:: YOUR TASK ::
Copy the data that follows, exactly and completely.

[Interface dataset entries]
"""

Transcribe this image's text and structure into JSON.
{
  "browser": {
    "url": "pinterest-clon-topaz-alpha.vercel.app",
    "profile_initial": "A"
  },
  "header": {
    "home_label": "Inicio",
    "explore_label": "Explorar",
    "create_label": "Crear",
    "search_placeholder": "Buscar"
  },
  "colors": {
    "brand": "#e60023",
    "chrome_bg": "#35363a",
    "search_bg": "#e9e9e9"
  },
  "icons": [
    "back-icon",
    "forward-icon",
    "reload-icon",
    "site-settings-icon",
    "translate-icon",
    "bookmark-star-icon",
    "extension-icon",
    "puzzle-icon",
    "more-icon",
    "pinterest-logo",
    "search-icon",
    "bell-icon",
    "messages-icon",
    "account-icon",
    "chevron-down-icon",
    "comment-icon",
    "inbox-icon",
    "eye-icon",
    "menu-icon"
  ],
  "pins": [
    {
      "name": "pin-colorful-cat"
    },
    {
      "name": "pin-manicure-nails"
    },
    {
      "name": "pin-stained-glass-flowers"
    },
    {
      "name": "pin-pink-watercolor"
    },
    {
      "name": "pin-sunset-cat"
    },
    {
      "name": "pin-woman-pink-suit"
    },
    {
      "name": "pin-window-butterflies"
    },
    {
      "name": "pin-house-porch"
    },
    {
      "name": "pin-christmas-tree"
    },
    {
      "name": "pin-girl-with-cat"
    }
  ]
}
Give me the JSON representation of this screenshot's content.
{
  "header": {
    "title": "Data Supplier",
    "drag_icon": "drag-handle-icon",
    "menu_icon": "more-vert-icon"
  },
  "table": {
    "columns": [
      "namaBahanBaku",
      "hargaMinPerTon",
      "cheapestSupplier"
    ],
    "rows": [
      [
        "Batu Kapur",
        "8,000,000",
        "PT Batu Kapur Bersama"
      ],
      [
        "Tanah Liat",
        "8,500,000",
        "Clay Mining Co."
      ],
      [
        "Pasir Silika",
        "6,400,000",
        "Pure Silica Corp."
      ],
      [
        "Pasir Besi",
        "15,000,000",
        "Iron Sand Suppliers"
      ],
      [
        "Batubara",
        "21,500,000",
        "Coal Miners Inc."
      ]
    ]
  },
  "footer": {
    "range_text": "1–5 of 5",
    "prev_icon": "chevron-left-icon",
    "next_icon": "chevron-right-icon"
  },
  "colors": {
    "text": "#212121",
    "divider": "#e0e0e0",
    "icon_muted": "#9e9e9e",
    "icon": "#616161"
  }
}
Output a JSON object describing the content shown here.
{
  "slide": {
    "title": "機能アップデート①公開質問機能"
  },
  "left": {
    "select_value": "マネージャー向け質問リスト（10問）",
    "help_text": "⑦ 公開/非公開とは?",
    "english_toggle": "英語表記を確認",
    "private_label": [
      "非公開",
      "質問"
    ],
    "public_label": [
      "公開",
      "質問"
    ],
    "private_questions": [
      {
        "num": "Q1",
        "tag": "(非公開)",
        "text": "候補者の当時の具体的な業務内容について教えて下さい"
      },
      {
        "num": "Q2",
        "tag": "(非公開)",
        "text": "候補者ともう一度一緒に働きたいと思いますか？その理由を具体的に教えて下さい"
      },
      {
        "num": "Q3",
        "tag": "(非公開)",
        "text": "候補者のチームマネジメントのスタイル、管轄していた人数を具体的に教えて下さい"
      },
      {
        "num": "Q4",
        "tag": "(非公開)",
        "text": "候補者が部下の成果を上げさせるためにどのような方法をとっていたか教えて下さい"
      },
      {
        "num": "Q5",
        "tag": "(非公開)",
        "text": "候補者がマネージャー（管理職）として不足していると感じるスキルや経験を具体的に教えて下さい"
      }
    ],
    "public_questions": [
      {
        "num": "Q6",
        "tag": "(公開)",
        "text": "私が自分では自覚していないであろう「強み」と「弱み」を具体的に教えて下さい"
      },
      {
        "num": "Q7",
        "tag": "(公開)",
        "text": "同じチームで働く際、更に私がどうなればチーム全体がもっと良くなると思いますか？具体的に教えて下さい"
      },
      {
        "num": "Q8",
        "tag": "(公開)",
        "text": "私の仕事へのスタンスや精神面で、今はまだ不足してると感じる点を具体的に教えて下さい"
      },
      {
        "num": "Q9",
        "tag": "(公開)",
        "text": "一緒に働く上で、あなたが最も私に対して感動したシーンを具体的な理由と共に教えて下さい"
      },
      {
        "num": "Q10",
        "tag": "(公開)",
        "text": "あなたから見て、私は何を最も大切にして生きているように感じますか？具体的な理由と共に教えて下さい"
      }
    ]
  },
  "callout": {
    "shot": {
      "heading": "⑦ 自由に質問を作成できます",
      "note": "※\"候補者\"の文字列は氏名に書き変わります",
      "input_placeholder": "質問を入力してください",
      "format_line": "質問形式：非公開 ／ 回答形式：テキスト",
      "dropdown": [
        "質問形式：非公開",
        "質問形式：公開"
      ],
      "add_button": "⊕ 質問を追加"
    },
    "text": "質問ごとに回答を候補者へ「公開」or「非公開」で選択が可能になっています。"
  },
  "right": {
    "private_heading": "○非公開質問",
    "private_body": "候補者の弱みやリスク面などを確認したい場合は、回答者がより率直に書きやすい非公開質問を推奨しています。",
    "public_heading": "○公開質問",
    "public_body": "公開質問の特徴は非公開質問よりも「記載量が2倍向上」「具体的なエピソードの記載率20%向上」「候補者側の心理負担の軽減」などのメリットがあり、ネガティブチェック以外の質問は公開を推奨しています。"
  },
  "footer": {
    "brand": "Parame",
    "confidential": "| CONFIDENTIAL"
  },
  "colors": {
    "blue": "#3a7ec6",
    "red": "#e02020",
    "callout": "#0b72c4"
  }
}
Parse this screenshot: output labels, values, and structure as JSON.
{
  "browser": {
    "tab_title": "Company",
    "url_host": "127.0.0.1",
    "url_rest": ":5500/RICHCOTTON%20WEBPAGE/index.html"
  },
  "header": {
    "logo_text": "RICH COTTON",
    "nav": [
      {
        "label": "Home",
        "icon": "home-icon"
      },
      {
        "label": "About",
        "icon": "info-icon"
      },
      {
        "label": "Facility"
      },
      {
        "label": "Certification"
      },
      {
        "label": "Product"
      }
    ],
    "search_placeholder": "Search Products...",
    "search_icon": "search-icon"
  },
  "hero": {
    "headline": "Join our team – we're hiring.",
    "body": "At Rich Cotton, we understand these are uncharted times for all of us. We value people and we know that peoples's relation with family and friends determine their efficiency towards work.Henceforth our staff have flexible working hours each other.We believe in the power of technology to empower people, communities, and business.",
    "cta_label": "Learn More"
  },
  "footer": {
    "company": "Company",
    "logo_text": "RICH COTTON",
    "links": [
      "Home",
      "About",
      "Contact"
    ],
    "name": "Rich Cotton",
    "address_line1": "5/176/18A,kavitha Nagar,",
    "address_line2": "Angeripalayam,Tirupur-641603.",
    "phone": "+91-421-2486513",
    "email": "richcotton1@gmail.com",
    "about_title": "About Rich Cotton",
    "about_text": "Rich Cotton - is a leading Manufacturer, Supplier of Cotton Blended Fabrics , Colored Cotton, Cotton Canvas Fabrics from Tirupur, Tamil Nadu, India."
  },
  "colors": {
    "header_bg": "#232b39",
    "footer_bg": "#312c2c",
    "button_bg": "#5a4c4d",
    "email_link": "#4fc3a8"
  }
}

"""

:: EXERCISE SOLUTION ::
Transcribe this image's text and structure into JSON.
{
  "browser": {
    "url": "pinterest-clon-topaz-alpha.vercel.app",
    "profile_initial": "A"
  },
  "header": {
    "home_label": "Inicio",
    "explore_label": "Explorar",
    "create_label": "Crear",
    "search_placeholder": "Buscar"
  },
  "colors": {
    "brand": "#e60023",
    "chrome_bg": "#35363a",
    "search_bg": "#e9e9e9"
  },
  "icons": [
    "back-icon",
    "forward-icon",
    "reload-icon",
    "site-settings-icon",
    "translate-icon",
    "bookmark-star-icon",
    "extension-icon",
    "puzzle-icon",
    "more-icon",
    "pinterest-logo",
    "search-icon",
    "bell-icon",
    "messages-icon",
    "account-icon",
    "chevron-down-icon",
    "comment-icon",
    "inbox-icon",
    "eye-icon",
    "menu-icon"
  ],
  "pins": [
    {
      "name": "pin-colorful-cat"
    },
    {
      "name": "pin-manicure-nails"
    },
    {
      "name": "pin-stained-glass-flowers"
    },
    {
      "name": "pin-pink-watercolor"
    },
    {
      "name": "pin-sunset-cat"
    },
    {
      "name": "pin-woman-pink-suit"
    },
    {
      "name": "pin-window-butterflies"
    },
    {
      "name": "pin-house-porch"
    },
    {
      "name": "pin-christmas-tree"
    },
    {
      "name": "pin-girl-with-cat"
    }
  ]
}
Give me the JSON representation of this screenshot's content.
{
  "header": {
    "title": "Data Supplier",
    "drag_icon": "drag-handle-icon",
    "menu_icon": "more-vert-icon"
  },
  "table": {
    "columns": [
      "namaBahanBaku",
      "hargaMinPerTon",
      "cheapestSupplier"
    ],
    "rows": [
      [
        "Batu Kapur",
        "8,000,000",
        "PT Batu Kapur Bersama"
      ],
      [
        "Tanah Liat",
        "8,500,000",
        "Clay Mining Co."
      ],
      [
        "Pasir Silika",
        "6,400,000",
        "Pure Silica Corp."
      ],
      [
        "Pasir Besi",
        "15,000,000",
        "Iron Sand Suppliers"
      ],
      [
        "Batubara",
        "21,500,000",
        "Coal Miners Inc."
      ]
    ]
  },
  "footer": {
    "range_text": "1–5 of 5",
    "prev_icon": "chevron-left-icon",
    "next_icon": "chevron-right-icon"
  },
  "colors": {
    "text": "#212121",
    "divider": "#e0e0e0",
    "icon_muted": "#9e9e9e",
    "icon": "#616161"
  }
}
Output a JSON object describing the content shown here.
{
  "slide": {
    "title": "機能アップデート①公開質問機能"
  },
  "left": {
    "select_value": "マネージャー向け質問リスト（10問）",
    "help_text": "⑦ 公開/非公開とは?",
    "english_toggle": "英語表記を確認",
    "private_label": [
      "非公開",
      "質問"
    ],
    "public_label": [
      "公開",
      "質問"
    ],
    "private_questions": [
      {
        "num": "Q1",
        "tag": "(非公開)",
        "text": "候補者の当時の具体的な業務内容について教えて下さい"
      },
      {
        "num": "Q2",
        "tag": "(非公開)",
        "text": "候補者ともう一度一緒に働きたいと思いますか？その理由を具体的に教えて下さい"
      },
      {
        "num": "Q3",
        "tag": "(非公開)",
        "text": "候補者のチームマネジメントのスタイル、管轄していた人数を具体的に教えて下さい"
      },
      {
        "num": "Q4",
        "tag": "(非公開)",
        "text": "候補者が部下の成果を上げさせるためにどのような方法をとっていたか教えて下さい"
      },
      {
        "num": "Q5",
        "tag": "(非公開)",
        "text": "候補者がマネージャー（管理職）として不足していると感じるスキルや経験を具体的に教えて下さい"
      }
    ],
    "public_questions": [
      {
        "num": "Q6",
        "tag": "(公開)",
        "text": "私が自分では自覚していないであろう「強み」と「弱み」を具体的に教えて下さい"
      },
      {
        "num": "Q7",
        "tag": "(公開)",
        "text": "同じチームで働く際、更に私がどうなればチーム全体がもっと良くなると思いますか？具体的に教えて下さい"
      },
      {
        "num": "Q8",
        "tag": "(公開)",
        "text": "私の仕事へのスタンスや精神面で、今はまだ不足してると感じる点を具体的に教えて下さい"
      },
      {
        "num": "Q9",
        "tag": "(公開)",
        "text": "一緒に働く上で、あなたが最も私に対して感動したシーンを具体的な理由と共に教えて下さい"
      },
      {
        "num": "Q10",
        "tag": "(公開)",
        "text": "あなたから見て、私は何を最も大切にして生きているように感じますか？具体的な理由と共に教えて下さい"
      }
    ]
  },
  "callout": {
    "shot": {
      "heading": "⑦ 自由に質問を作成できます",
      "note": "※\"候補者\"の文字列は氏名に書き変わります",
      "input_placeholder": "質問を入力してください",
      "format_line": "質問形式：非公開 ／ 回答形式：テキスト",
      "dropdown": [
        "質問形式：非公開",
        "質問形式：公開"
      ],
      "add_button": "⊕ 質問を追加"
    },
    "text": "質問ごとに回答を候補者へ「公開」or「非公開」で選択が可能になっています。"
  },
  "right": {
    "private_heading": "○非公開質問",
    "private_body": "候補者の弱みやリスク面などを確認したい場合は、回答者がより率直に書きやすい非公開質問を推奨しています。",
    "public_heading": "○公開質問",
    "public_body": "公開質問の特徴は非公開質問よりも「記載量が2倍向上」「具体的なエピソードの記載率20%向上」「候補者側の心理負担の軽減」などのメリットがあり、ネガティブチェック以外の質問は公開を推奨しています。"
  },
  "footer": {
    "brand": "Parame",
    "confidential": "| CONFIDENTIAL"
  },
  "colors": {
    "blue": "#3a7ec6",
    "red": "#e02020",
    "callout": "#0b72c4"
  }
}
Parse this screenshot: output labels, values, and structure as JSON.
{
  "browser": {
    "tab_title": "Company",
    "url_host": "127.0.0.1",
    "url_rest": ":5500/RICHCOTTON%20WEBPAGE/index.html"
  },
  "header": {
    "logo_text": "RICH COTTON",
    "nav": [
      {
        "label": "Home",
        "icon": "home-icon"
      },
      {
        "label": "About",
        "icon": "info-icon"
      },
      {
        "label": "Facility"
      },
      {
        "label": "Certification"
      },
      {
        "label": "Product"
      }
    ],
    "search_placeholder": "Search Products...",
    "search_icon": "search-icon"
  },
  "hero": {
    "headline": "Join our team – we're hiring.",
    "body": "At Rich Cotton, we understand these are uncharted times for all of us. We value people and we know that peoples's relation with family and friends determine their efficiency towards work.Henceforth our staff have flexible working hours each other.We believe in the power of technology to empower people, communities, and business.",
    "cta_label": "Learn More"
  },
  "footer": {
    "company": "Company",
    "logo_text": "RICH COTTON",
    "links": [
      "Home",
      "About",
      "Contact"
    ],
    "name": "Rich Cotton",
    "address_line1": "5/176/18A,kavitha Nagar,",
    "address_line2": "Angeripalayam,Tirupur-641603.",
    "phone": "+91-421-2486513",
    "email": "richcotton1@gmail.com",
    "about_title": "About Rich Cotton",
    "about_text": "Rich Cotton - is a leading Manufacturer, Supplier of Cotton Blended Fabrics , Colored Cotton, Cotton Canvas Fabrics from Tirupur, Tamil Nadu, India."
  },
  "colors": {
    "header_bg": "#232b39",
    "footer_bg": "#312c2c",
    "button_bg": "#5a4c4d",
    "email_link": "#4fc3a8"
  }
}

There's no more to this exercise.